**ASSIGNMENT:** All of the data is to be copied without a single change.
===== INPUT DATA =====
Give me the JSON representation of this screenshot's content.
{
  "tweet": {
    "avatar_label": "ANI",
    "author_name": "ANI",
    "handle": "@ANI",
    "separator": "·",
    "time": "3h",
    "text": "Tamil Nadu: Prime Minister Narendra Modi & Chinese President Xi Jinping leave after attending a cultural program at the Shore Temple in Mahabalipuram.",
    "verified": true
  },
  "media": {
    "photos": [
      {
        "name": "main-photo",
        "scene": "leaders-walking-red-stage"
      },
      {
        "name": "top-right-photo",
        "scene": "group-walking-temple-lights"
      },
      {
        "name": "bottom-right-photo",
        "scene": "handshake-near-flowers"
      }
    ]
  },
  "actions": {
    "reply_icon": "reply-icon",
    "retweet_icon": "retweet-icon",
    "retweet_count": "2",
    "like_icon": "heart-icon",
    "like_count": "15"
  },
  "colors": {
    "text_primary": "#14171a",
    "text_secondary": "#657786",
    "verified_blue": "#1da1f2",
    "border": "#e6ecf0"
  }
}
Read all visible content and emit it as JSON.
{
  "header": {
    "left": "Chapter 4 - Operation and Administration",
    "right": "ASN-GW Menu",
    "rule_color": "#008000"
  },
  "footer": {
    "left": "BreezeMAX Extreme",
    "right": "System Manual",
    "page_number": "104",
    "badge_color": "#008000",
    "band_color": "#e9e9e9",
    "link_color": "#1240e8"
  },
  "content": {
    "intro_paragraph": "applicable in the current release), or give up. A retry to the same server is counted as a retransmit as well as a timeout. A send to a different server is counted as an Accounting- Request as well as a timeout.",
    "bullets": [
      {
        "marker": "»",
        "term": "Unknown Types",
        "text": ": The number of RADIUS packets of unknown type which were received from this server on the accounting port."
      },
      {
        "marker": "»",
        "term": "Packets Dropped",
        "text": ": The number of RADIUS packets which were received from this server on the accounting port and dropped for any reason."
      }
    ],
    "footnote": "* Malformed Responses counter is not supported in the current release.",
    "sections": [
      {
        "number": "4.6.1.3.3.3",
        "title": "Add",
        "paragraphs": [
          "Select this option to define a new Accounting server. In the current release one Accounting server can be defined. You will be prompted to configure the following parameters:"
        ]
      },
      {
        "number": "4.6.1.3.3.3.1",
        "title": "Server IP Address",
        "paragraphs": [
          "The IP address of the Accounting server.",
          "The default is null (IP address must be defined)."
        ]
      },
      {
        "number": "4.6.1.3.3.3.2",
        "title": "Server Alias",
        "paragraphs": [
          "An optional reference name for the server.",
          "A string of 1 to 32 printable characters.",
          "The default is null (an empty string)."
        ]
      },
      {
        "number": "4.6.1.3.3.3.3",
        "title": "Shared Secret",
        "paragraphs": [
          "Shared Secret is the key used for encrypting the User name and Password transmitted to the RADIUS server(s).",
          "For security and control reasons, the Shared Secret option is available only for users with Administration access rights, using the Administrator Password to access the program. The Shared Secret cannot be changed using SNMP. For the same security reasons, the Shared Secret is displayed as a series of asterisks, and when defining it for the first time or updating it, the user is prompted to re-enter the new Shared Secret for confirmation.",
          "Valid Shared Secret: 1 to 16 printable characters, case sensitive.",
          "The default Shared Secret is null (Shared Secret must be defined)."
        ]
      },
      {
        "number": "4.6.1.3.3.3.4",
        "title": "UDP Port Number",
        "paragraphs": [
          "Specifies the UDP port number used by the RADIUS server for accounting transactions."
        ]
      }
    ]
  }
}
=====
**ANSWER TO THIS PROBLEM:**
Give me the JSON representation of this screenshot's content.
{
  "tweet": {
    "avatar_label": "ANI",
    "author_name": "ANI",
    "handle": "@ANI",
    "separator": "·",
    "time": "3h",
    "text": "Tamil Nadu: Prime Minister Narendra Modi & Chinese President Xi Jinping leave after attending a cultural program at the Shore Temple in Mahabalipuram.",
    "verified": true
  },
  "media": {
    "photos": [
      {
        "name": "main-photo",
        "scene": "leaders-walking-red-stage"
      },
      {
        "name": "top-right-photo",
        "scene": "group-walking-temple-lights"
      },
      {
        "name": "bottom-right-photo",
        "scene": "handshake-near-flowers"
      }
    ]
  },
  "actions": {
    "reply_icon": "reply-icon",
    "retweet_icon": "retweet-icon",
    "retweet_count": "2",
    "like_icon": "heart-icon",
    "like_count": "15"
  },
  "colors": {
    "text_primary": "#14171a",
    "text_secondary": "#657786",
    "verified_blue": "#1da1f2",
    "border": "#e6ecf0"
  }
}
Read all visible content and emit it as JSON.
{
  "header": {
    "left": "Chapter 4 - Operation and Administration",
    "right": "ASN-GW Menu",
    "rule_color": "#008000"
  },
  "footer": {
    "left": "BreezeMAX Extreme",
    "right": "System Manual",
    "page_number": "104",
    "badge_color": "#008000",
    "band_color": "#e9e9e9",
    "link_color": "#1240e8"
  },
  "content": {
    "intro_paragraph": "applicable in the current release), or give up. A retry to the same server is counted as a retransmit as well as a timeout. A send to a different server is counted as an Accounting- Request as well as a timeout.",
    "bullets": [
      {
        "marker": "»",
        "term": "Unknown Types",
        "text": ": The number of RADIUS packets of unknown type which were received from this server on the accounting port."
      },
      {
        "marker": "»",
        "term": "Packets Dropped",
        "text": ": The number of RADIUS packets which were received from this server on the accounting port and dropped for any reason."
      }
    ],
    "footnote": "* Malformed Responses counter is not supported in the current release.",
    "sections": [
      {
        "number": "4.6.1.3.3.3",
        "title": "Add",
        "paragraphs": [
          "Select this option to define a new Accounting server. In the current release one Accounting server can be defined. You will be prompted to configure the following parameters:"
        ]
      },
      {
        "number": "4.6.1.3.3.3.1",
        "title": "Server IP Address",
        "paragraphs": [
          "The IP address of the Accounting server.",
          "The default is null (IP address must be defined)."
        ]
      },
      {
        "number": "4.6.1.3.3.3.2",
        "title": "Server Alias",
        "paragraphs": [
          "An optional reference name for the server.",
          "A string of 1 to 32 printable characters.",
          "The default is null (an empty string)."
        ]
      },
      {
        "number": "4.6.1.3.3.3.3",
        "title": "Shared Secret",
        "paragraphs": [
          "Shared Secret is the key used for encrypting the User name and Password transmitted to the RADIUS server(s).",
          "For security and control reasons, the Shared Secret option is available only for users with Administration access rights, using the Administrator Password to access the program. The Shared Secret cannot be changed using SNMP. For the same security reasons, the Shared Secret is displayed as a series of asterisks, and when defining it for the first time or updating it, the user is prompted to re-enter the new Shared Secret for confirmation.",
          "Valid Shared Secret: 1 to 16 printable characters, case sensitive.",
          "The default Shared Secret is null (Shared Secret must be defined)."
        ]
      },
      {
        "number": "4.6.1.3.3.3.4",
        "title": "UDP Port Number",
        "paragraphs": [
          "Specifies the UDP port number used by the RADIUS server for accounting transactions."
        ]
      }
    ]
  }
}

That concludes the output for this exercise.